When you enter the water, the person that you choose as your dive buddy; be it a friend or stranger needs to be looked at in a whole new perspective. Consider this person as your ticket for a ride to the surface and if you were in trouble, your life-line or your redundant air supply. This is why it is so important to do a little investigation into your new dive partner. You just need to know a few simple things about this person, so that you can be comfortable and know what resources you have. Consider the following basic questions to ask:
1. Certification Level?
– This gives you their raw knowledge of diving.
– Also determines where you should go and what dives are appropriate along with depth.
2. How Many Dives?
– How many dives your partner has shows true experience, but easily exaggerated.
– This is not about who has the biggest muscles.
3. When was Your Last Dive?
– This question will enforce all of the information you have up until this point.
– The more recent the dive, the fresher their training and skills are.
– Diving is a sport that relies on repetition of basic skills to maintain fresh.
4. How Frequently Do You Dive?
– Just because they dove a month ago, that could have been the first dive in 2 years
– Shows awareness and again the repetition of basic skills.
5. What Type of Diving Have You Done?
– Wrecks, Walls, Cave, Boat, Dry Suit, Current, Night, Deep, Enriched Air
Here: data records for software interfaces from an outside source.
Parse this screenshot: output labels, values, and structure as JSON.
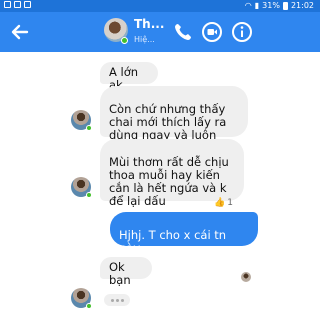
{
  "status_bar": {
    "signal": "31%",
    "time": "21:02"
  },
  "header": {
    "name": "Th...",
    "status": "Hiệ..."
  },
  "messages": [
    {
      "text": "A lớn ak",
      "dir": "in"
    },
    {
      "text": "Còn chứ nhưng thấy\nchai mới thích lấy ra\ndùng ngay và luôn",
      "dir": "in"
    },
    {
      "text": "Mùi thơm rất dễ chịu\nthoa muỗi hay kiến\ncắn là hết ngứa và k\nđể lại dấu",
      "dir": "in"
    },
    {
      "text": "Hjhj. T cho x cái tn này\nđăng fb hén",
      "dir": "out"
    },
    {
      "text": "Ok bạn",
      "dir": "in"
    }
  ],
  "reaction": {
    "count": "1"
  },
  "colors": {
    "header": "#2f86ef",
    "status_bar": "#1e73d8",
    "bubble_in": "#efefef",
    "bubble_out": "#2f86ef",
    "online": "#44c02c"
  },
  "icons": [
    "back-arrow-icon",
    "phone-icon",
    "video-camera-icon",
    "info-icon",
    "thumbs-up-icon"
  ]
}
– This will decided the limitations of your dive group and again shows experience
There are many more questions you can ask your new dive partner, but these are some basic things that can help you determine what you’re up against or if you should consider pairing with someone a little more experienced. This is not intended for you to turn down every diver that wants to go with you, or be rude to people about not diving with them. It gives you an arsenal of information to decide if you are prepared to make a commitment to the person. Also, this is not a military interrogation… Ask the person what places they have been, what their most exciting experience was, why they dive and ask them if they are excited to go diving with you now!
Asking questions of your buddy is going to make you more comfortable to dive with the person and you never know… You might make a new friend out of it too! Safe Diving, and as always comments are appreciated!